> _Exercise requirements_
Key in the whole listing below again, keeping every word as it is.

> _Records shown_
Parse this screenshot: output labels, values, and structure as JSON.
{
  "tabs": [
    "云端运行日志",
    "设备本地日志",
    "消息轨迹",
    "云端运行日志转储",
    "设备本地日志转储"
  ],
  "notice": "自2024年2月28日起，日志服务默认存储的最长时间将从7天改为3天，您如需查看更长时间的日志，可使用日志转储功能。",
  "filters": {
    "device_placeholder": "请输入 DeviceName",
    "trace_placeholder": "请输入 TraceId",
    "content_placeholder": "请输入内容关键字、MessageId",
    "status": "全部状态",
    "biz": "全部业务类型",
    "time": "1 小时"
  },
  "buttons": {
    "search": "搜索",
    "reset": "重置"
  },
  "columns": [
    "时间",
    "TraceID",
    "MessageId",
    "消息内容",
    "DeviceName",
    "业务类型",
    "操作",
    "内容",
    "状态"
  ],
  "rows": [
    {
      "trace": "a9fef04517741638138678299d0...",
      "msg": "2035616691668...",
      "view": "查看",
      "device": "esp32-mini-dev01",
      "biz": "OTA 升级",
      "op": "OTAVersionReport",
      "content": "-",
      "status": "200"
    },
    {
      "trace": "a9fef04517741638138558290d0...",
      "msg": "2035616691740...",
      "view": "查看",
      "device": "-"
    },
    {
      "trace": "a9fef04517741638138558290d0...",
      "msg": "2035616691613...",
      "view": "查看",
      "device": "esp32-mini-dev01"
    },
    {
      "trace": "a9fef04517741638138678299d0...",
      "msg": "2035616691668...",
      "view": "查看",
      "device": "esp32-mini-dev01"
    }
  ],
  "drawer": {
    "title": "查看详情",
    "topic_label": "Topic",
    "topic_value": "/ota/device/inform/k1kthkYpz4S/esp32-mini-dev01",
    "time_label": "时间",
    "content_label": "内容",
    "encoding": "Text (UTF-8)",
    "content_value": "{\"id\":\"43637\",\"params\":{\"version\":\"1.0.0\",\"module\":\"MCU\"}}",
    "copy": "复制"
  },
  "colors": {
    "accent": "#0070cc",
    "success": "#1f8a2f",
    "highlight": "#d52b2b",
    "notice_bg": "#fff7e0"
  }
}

> _Reply_
Parse this screenshot: output labels, values, and structure as JSON.
{
  "tabs": [
    "云端运行日志",
    "设备本地日志",
    "消息轨迹",
    "云端运行日志转储",
    "设备本地日志转储"
  ],
  "notice": "自2024年2月28日起，日志服务默认存储的最长时间将从7天改为3天，您如需查看更长时间的日志，可使用日志转储功能。",
  "filters": {
    "device_placeholder": "请输入 DeviceName",
    "trace_placeholder": "请输入 TraceId",
    "content_placeholder": "请输入内容关键字、MessageId",
    "status": "全部状态",
    "biz": "全部业务类型",
    "time": "1 小时"
  },
  "buttons": {
    "search": "搜索",
    "reset": "重置"
  },
  "columns": [
    "时间",
    "TraceID",
    "MessageId",
    "消息内容",
    "DeviceName",
    "业务类型",
    "操作",
    "内容",
    "状态"
  ],
  "rows": [
    {
      "trace": "a9fef04517741638138678299d0...",
      "msg": "2035616691668...",
      "view": "查看",
      "device": "esp32-mini-dev01",
      "biz": "OTA 升级",
      "op": "OTAVersionReport",
      "content": "-",
      "status": "200"
    },
    {
      "trace": "a9fef04517741638138558290d0...",
      "msg": "2035616691740...",
      "view": "查看",
      "device": "-"
    },
    {
      "trace": "a9fef04517741638138558290d0...",
      "msg": "2035616691613...",
      "view": "查看",
      "device": "esp32-mini-dev01"
    },
    {
      "trace": "a9fef04517741638138678299d0...",
      "msg": "2035616691668...",
      "view": "查看",
      "device": "esp32-mini-dev01"
    }
  ],
  "drawer": {
    "title": "查看详情",
    "topic_label": "Topic",
    "topic_value": "/ota/device/inform/k1kthkYpz4S/esp32-mini-dev01",
    "time_label": "时间",
    "content_label": "内容",
    "encoding": "Text (UTF-8)",
    "content_value": "{\"id\":\"43637\",\"params\":{\"version\":\"1.0.0\",\"module\":\"MCU\"}}",
    "copy": "复制"
  },
  "colors": {
    "accent": "#0070cc",
    "success": "#1f8a2f",
    "highlight": "#d52b2b",
    "notice_bg": "#fff7e0"
  }
}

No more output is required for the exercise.